Bringing Philadelphians Together with One Book

By Siobhan Reardon
March 28, 2014
book education stock

Deb Ahrens, Branch Manager of the Free Library of Philadelphia’s Oak Lane Library, works in a place surrounded by books, and yet in her day-to-day job, she rarely has a chance to talk about them.

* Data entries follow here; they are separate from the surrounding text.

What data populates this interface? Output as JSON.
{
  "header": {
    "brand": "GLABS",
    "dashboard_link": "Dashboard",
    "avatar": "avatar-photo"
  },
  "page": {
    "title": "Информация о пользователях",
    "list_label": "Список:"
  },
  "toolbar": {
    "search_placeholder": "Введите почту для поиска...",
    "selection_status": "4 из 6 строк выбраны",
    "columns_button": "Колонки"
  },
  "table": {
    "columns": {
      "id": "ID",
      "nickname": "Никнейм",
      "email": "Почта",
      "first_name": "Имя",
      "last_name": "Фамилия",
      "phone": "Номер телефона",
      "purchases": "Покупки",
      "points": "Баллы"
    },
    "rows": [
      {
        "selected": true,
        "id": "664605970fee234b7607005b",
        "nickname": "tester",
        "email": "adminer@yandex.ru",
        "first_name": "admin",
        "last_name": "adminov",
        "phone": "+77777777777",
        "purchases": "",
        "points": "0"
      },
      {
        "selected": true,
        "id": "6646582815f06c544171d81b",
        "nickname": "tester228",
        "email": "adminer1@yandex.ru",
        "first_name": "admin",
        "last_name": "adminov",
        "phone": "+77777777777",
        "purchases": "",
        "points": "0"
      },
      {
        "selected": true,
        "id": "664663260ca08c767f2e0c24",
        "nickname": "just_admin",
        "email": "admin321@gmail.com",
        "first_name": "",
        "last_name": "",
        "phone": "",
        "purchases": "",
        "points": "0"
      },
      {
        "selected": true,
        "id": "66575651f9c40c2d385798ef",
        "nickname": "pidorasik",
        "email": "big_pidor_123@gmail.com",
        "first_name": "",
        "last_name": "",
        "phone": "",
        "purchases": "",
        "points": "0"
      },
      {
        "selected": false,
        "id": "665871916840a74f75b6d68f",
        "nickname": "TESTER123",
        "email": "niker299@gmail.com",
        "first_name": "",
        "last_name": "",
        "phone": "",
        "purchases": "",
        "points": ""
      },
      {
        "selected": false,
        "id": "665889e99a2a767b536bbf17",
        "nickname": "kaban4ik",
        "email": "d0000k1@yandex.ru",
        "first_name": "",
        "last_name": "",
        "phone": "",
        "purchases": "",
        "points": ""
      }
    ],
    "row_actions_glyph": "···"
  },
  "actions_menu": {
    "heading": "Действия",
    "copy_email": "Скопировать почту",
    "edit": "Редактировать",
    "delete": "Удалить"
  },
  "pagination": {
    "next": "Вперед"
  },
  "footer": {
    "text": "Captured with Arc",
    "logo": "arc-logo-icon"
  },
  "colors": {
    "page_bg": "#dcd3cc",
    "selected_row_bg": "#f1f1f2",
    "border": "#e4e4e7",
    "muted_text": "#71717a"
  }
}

So every year, from mid-January through mid-March, when the One Book, One Philadelphia (“One Book”) program takes place, she eagerly anticipates the challenge of getting to know one book cover to cover, and leading a group of enthusiastic library users in a thoughtful discussion series.  Deb Ahrens is not alone.  She, along with hundreds of other librarians across our great city dive head first into this initiative every year, engaging students and citizens to be inspired and connected through the reading of a single book.

With the help of Walmart, the Free Library of Philadelphia just concluded another wonderful year of the One Book program last week.  The initiative is a joint project of the City of Philadelphia Mayor's Office and the Free Library that promotes literacy and encourages the Philadelphia community to come together through reading.  Deb is one of the thousands of Philadelphians who looks forward to this eight-week effort because it reminds her of why she became a librarian in the first place.

The 2014 One Book reading selection, The Yellow Birds by Kevin Powers, tells the emotional story of a young soldier's experience in Iraq and his life upon returning home.  The book has a powerful message of hope for America’s veterans, something Walmart is also delivering to our vets through its ‘Welcome Home’ hiring commitment.

The One Book program is a sizable, citywide effort and it takes a committed partner like Walmart – who has supported the Free Library since 2010 -- to make it happen.  In fact, this year the One Book reading selection and companion books were checked out of the Free Library an average of 1,500 times, and more than 10,000 people attended 100+ special programs inspired by the book’s topics and themes. 

As for Deb, she already can’t wait until next year when she will again have the opportunity to engage with her East Oak Lane neighborhood by reading a single book.

Find out more about this unique program at freelibrary.org/onebook